Last week I received two invitations to present.
The first was an invitation to present to the Parliamentary Standing Committee on Access to Information, Privacy and Ethics. They are preparing a report on Open Government and would like me to make a short presentation and then answer questions for a couple of hours. This is a ways out but obviously I’m treating it with a significant amount of seriousness – so if you have thoughts or comments on things you think I should share, please feel free to ping me or comment below.
(Speaking of parliament… as an aside, I want again to let developers there know that through some engagement I’ve been having with the parliamentary IT staff they’ve informed me they will be releasing a number of data sets in January including the Hansard.)
Second is, next week, I’ll be at the United Nations as part of the Expert Group Meeting on the 2012 e-Government Survey: Towards a More Citizen-Centric Approach. My main goal here is to stop getting governments to compare themselves to one another on how “successful” they are in delivering services and information online. With a few notable exceptions, most government websites are at best functional at worst, unnavigable. Consequently, comparing themselves to one another allows them to feel like all is okay, when really they are collectively trapped in a world of design mediocrity.
Yes, they aren’t pretty words, but someone has to say them.

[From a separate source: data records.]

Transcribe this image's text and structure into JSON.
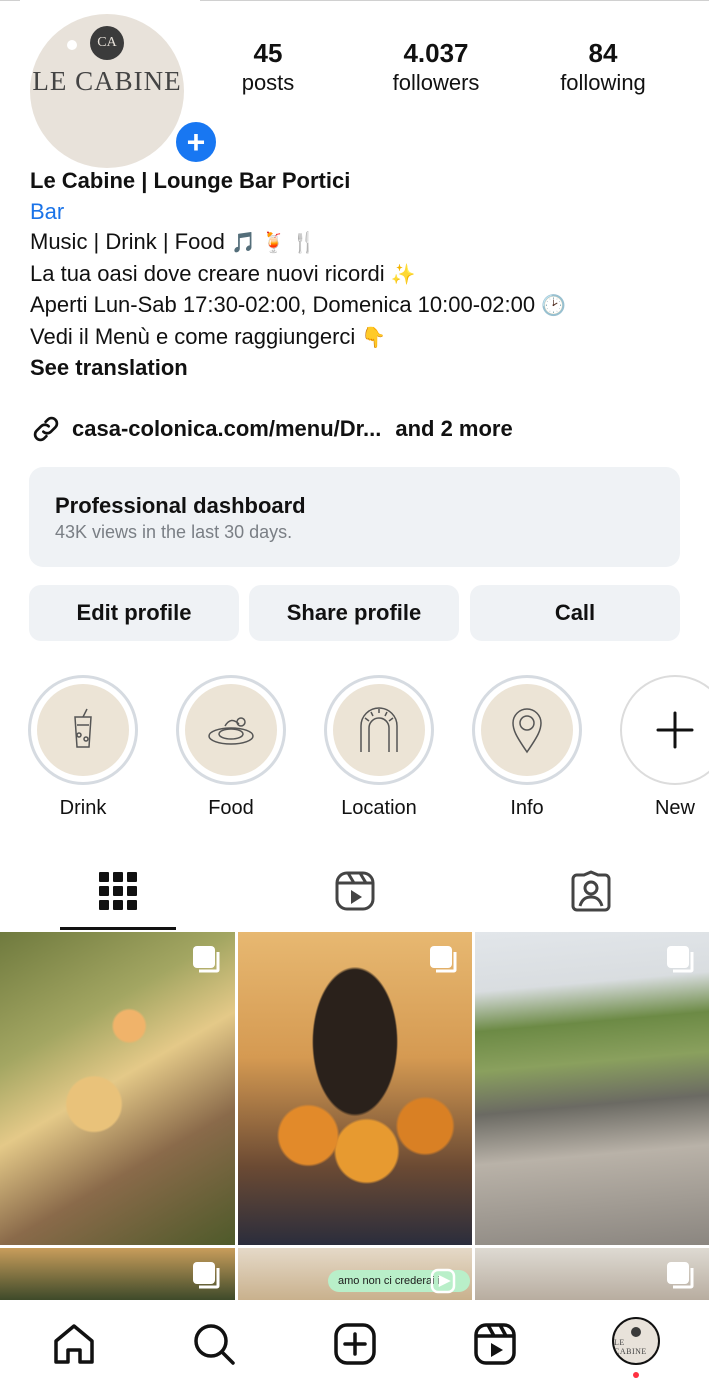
{
  "profile": {
    "avatar_badge": "CA",
    "avatar_name": "LE CABINE",
    "add_story_symbol": "+",
    "stats": {
      "posts": {
        "value": "45",
        "label": "posts"
      },
      "followers": {
        "value": "4.037",
        "label": "followers"
      },
      "following": {
        "value": "84",
        "label": "following"
      }
    }
  },
  "bio": {
    "name": "Le Cabine | Lounge Bar Portici",
    "category": "Bar",
    "line1": "Music | Drink | Food",
    "line1_emoji": "🎵 🍹 🍴",
    "line2": "La tua oasi dove creare nuovi ricordi",
    "line2_emoji": "✨",
    "line3": "Aperti Lun-Sab 17:30-02:00, Domenica 10:00-02:00",
    "line3_emoji": "🕑",
    "line4": "Vedi il Menù e come raggiungerci",
    "line4_emoji": "👇",
    "see_translation": "See translation"
  },
  "links": {
    "icon": "link-icon",
    "url": "casa-colonica.com/menu/Dr...",
    "more": "and 2 more"
  },
  "dashboard": {
    "title": "Professional dashboard",
    "subtitle": "43K views in the last 30 days."
  },
  "buttons": {
    "edit": "Edit profile",
    "share": "Share profile",
    "call": "Call"
  },
  "highlights": [
    {
      "label": "Drink",
      "icon": "cocktail-icon"
    },
    {
      "label": "Food",
      "icon": "food-plate-icon"
    },
    {
      "label": "Location",
      "icon": "arch-icon"
    },
    {
      "label": "Info",
      "icon": "location-pin-icon"
    },
    {
      "label": "New",
      "icon": "plus-icon"
    }
  ],
  "tabs": [
    {
      "name": "grid",
      "icon": "grid-icon",
      "active": true
    },
    {
      "name": "reels",
      "icon": "reels-icon",
      "active": false
    },
    {
      "name": "tagged",
      "icon": "tagged-icon",
      "active": false
    }
  ],
  "grid": {
    "reel_caption": "amo non ci crederai i"
  },
  "bottom_nav": {
    "items": [
      "home-icon",
      "search-icon",
      "create-icon",
      "reels-icon",
      "profile-avatar"
    ],
    "avatar_name": "LE CABINE"
  },
  "colors": {
    "accent_blue": "#1877f2",
    "link_blue": "#1a73e8",
    "button_bg": "#eff2f5",
    "notification": "#ff3040"
  }
}
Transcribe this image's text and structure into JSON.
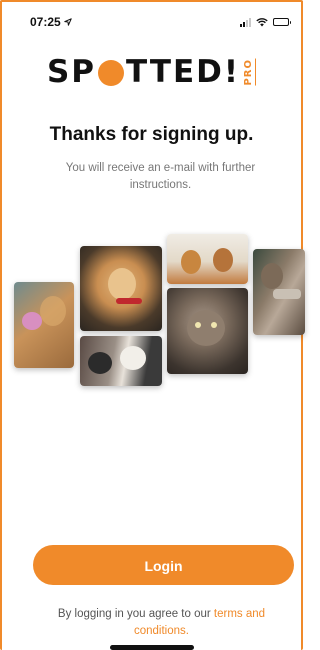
{
  "status_bar": {
    "time": "07:25",
    "location_icon": "location-arrow-icon",
    "signal_icon": "cellular-signal-icon",
    "wifi_icon": "wifi-icon",
    "battery_icon": "battery-icon"
  },
  "brand": {
    "logo_prefix": "SP",
    "logo_suffix": "TTED!",
    "logo_badge": "PRO",
    "accent_color": "#f08a2a"
  },
  "content": {
    "title": "Thanks for signing up.",
    "subtitle": "You will receive an e-mail with further instructions."
  },
  "photos": [
    {
      "name": "dog-with-flower-photo"
    },
    {
      "name": "golden-puppy-photo"
    },
    {
      "name": "kittens-photo"
    },
    {
      "name": "small-dogs-photo"
    },
    {
      "name": "tabby-cat-photo"
    },
    {
      "name": "cat-climbing-photo"
    }
  ],
  "actions": {
    "login_label": "Login"
  },
  "footer": {
    "terms_prefix": "By logging in you agree to our ",
    "terms_link": "terms and conditions",
    "terms_suffix": "."
  }
}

So any thoughts on this subject are welcome as well.
More soon on the hackathon and the census.